START DATASET CONTENT

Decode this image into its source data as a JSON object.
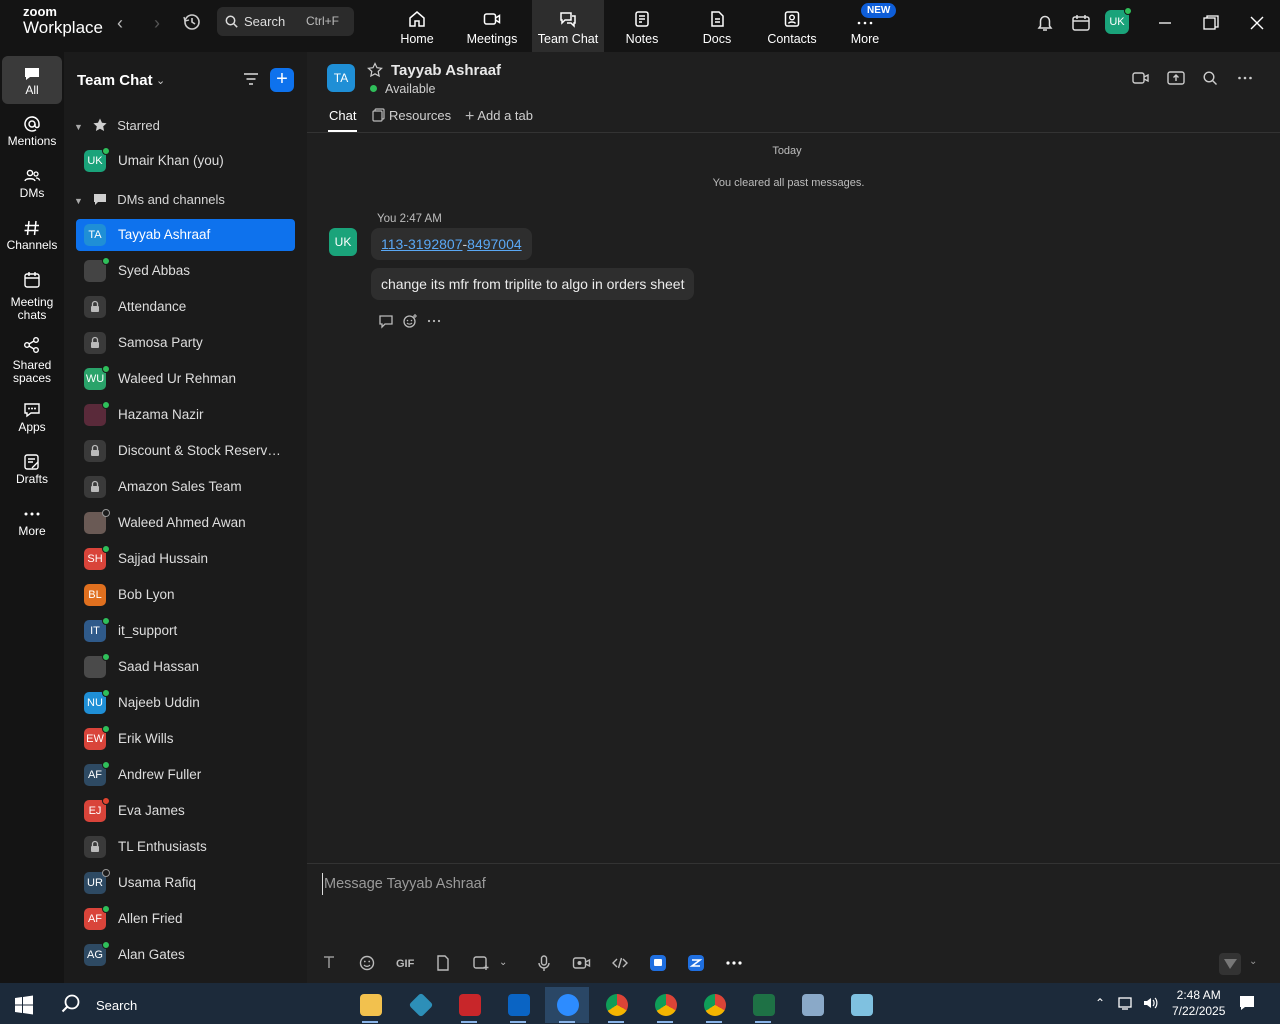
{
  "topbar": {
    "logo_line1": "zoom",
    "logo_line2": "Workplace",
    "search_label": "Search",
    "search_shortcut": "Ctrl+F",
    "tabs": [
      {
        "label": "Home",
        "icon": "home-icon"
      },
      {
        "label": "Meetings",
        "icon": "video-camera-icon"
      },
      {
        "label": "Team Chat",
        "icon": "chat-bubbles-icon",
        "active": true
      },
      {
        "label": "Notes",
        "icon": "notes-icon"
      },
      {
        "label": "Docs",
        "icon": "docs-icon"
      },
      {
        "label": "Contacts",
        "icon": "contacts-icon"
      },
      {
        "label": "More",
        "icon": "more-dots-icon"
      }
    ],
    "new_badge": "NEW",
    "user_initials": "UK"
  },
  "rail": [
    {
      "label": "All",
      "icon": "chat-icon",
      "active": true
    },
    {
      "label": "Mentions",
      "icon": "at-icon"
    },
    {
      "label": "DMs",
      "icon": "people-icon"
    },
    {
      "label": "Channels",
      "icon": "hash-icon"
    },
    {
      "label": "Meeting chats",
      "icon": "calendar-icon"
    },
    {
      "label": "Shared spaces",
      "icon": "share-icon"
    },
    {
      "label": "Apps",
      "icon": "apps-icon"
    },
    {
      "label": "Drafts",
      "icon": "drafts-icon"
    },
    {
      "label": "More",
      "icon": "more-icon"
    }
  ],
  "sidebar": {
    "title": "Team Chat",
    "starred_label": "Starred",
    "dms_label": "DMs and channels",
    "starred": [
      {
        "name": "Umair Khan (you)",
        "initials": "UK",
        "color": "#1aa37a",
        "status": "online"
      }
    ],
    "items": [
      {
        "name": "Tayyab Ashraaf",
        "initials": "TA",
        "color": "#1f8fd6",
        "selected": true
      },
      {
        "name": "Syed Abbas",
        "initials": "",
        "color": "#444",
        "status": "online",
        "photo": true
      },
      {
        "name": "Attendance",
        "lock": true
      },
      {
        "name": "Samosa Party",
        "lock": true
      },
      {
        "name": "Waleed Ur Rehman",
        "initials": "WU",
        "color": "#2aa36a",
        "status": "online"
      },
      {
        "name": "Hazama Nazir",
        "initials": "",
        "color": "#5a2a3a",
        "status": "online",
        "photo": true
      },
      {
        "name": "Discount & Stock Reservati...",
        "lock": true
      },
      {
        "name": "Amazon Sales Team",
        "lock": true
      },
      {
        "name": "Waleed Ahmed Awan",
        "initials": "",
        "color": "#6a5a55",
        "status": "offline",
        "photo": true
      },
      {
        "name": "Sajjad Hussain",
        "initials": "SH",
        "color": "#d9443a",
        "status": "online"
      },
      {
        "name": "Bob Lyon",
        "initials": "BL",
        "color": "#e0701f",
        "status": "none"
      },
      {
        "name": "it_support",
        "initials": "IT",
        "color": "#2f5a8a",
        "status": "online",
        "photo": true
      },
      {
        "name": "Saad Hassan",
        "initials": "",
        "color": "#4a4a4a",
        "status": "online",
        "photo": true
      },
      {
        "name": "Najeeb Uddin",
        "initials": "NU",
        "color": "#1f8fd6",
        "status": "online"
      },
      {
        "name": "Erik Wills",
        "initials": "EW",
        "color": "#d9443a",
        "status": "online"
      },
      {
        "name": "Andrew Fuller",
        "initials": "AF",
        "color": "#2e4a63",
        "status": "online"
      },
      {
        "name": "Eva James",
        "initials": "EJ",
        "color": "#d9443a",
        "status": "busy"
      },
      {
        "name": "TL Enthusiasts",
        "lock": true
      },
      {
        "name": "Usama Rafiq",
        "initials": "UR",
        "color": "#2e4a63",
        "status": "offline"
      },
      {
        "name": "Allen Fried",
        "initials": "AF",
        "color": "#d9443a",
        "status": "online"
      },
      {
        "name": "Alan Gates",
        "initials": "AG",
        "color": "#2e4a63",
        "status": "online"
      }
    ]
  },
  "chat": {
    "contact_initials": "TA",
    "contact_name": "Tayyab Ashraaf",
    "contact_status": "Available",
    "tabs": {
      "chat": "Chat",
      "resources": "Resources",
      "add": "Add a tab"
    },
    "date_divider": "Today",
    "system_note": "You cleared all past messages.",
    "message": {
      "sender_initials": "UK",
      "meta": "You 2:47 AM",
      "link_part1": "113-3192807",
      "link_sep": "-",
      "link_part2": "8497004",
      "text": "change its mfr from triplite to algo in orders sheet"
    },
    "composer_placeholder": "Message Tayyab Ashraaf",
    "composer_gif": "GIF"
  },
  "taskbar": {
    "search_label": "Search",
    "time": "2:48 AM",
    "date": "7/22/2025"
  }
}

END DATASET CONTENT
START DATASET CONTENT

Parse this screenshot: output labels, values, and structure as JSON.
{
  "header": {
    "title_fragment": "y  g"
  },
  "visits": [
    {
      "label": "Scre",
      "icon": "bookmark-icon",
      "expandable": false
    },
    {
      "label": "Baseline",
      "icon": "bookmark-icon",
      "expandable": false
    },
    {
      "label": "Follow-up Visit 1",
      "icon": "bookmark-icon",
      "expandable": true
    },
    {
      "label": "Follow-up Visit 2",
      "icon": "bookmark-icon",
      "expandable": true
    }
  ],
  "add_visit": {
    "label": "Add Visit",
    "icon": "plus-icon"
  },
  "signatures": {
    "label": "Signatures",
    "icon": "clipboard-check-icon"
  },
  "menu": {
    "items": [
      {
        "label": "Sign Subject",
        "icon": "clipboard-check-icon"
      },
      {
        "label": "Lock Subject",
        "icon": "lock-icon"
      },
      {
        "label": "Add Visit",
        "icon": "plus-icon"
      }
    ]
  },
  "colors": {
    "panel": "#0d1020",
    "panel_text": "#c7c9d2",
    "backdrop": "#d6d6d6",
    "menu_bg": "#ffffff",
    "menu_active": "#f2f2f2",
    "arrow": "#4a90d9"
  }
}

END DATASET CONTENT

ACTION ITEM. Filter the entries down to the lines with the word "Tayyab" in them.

RESULT BELOW.
        "name": "Tayyab Ashraaf",
    "contact_name": "Tayyab Ashraaf",
    "composer_placeholder": "Message Tayyab Ashraaf",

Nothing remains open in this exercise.